◆ **WORK ITEM**
Lines in the listing under this task are to be copied exactly.
*** DATA FOR THIS EXERCISE Section Begins ***
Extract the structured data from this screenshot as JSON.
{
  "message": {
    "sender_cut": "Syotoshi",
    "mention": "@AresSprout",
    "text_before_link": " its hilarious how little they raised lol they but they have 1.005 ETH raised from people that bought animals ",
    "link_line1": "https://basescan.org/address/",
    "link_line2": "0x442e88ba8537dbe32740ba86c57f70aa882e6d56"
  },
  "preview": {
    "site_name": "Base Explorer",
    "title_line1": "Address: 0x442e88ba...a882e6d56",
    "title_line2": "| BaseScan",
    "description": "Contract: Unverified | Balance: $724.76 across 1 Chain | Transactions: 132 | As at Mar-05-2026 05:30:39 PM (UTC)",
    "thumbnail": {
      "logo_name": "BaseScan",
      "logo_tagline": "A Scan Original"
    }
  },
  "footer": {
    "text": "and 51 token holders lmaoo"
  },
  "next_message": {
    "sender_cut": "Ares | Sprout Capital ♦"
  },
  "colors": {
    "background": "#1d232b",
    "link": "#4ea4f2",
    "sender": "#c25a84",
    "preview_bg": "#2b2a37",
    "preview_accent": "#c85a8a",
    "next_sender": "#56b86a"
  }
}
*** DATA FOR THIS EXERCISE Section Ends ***
◆ **FINISHED TASK**
Extract the structured data from this screenshot as JSON.
{
  "message": {
    "sender_cut": "Syotoshi",
    "mention": "@AresSprout",
    "text_before_link": " its hilarious how little they raised lol they but they have 1.005 ETH raised from people that bought animals ",
    "link_line1": "https://basescan.org/address/",
    "link_line2": "0x442e88ba8537dbe32740ba86c57f70aa882e6d56"
  },
  "preview": {
    "site_name": "Base Explorer",
    "title_line1": "Address: 0x442e88ba...a882e6d56",
    "title_line2": "| BaseScan",
    "description": "Contract: Unverified | Balance: $724.76 across 1 Chain | Transactions: 132 | As at Mar-05-2026 05:30:39 PM (UTC)",
    "thumbnail": {
      "logo_name": "BaseScan",
      "logo_tagline": "A Scan Original"
    }
  },
  "footer": {
    "text": "and 51 token holders lmaoo"
  },
  "next_message": {
    "sender_cut": "Ares | Sprout Capital ♦"
  },
  "colors": {
    "background": "#1d232b",
    "link": "#4ea4f2",
    "sender": "#c25a84",
    "preview_bg": "#2b2a37",
    "preview_accent": "#c85a8a",
    "next_sender": "#56b86a"
  }
}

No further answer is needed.